Every line in the records below that holds "handle" must be identified and copied.

Records contained in a dataset:

--------------------

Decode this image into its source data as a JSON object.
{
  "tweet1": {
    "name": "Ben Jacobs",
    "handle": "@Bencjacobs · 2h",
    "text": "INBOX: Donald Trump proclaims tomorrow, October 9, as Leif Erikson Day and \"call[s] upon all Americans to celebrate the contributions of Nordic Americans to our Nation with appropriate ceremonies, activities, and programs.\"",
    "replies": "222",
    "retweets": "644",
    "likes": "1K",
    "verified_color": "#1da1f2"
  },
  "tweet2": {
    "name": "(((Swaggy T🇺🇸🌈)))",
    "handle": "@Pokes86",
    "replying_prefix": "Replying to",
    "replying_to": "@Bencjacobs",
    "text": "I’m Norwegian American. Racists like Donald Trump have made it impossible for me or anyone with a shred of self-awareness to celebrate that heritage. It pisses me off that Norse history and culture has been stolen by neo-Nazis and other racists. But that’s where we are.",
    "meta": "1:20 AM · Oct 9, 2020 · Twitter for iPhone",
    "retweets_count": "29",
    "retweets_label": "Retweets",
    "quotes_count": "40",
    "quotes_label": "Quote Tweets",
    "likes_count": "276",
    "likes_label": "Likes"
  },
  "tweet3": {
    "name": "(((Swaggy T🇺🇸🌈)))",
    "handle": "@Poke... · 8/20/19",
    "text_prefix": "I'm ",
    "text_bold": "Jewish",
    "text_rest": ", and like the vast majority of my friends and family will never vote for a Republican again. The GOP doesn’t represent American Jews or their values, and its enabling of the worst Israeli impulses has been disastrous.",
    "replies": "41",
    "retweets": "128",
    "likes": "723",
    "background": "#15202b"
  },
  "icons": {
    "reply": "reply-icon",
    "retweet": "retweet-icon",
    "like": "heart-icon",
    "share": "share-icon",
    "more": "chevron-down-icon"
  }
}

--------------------

◆ FINAL ANSWER
    "handle": "@Bencjacobs · 2h",
    "handle": "@Pokes86",
    "handle": "@Poke... · 8/20/19",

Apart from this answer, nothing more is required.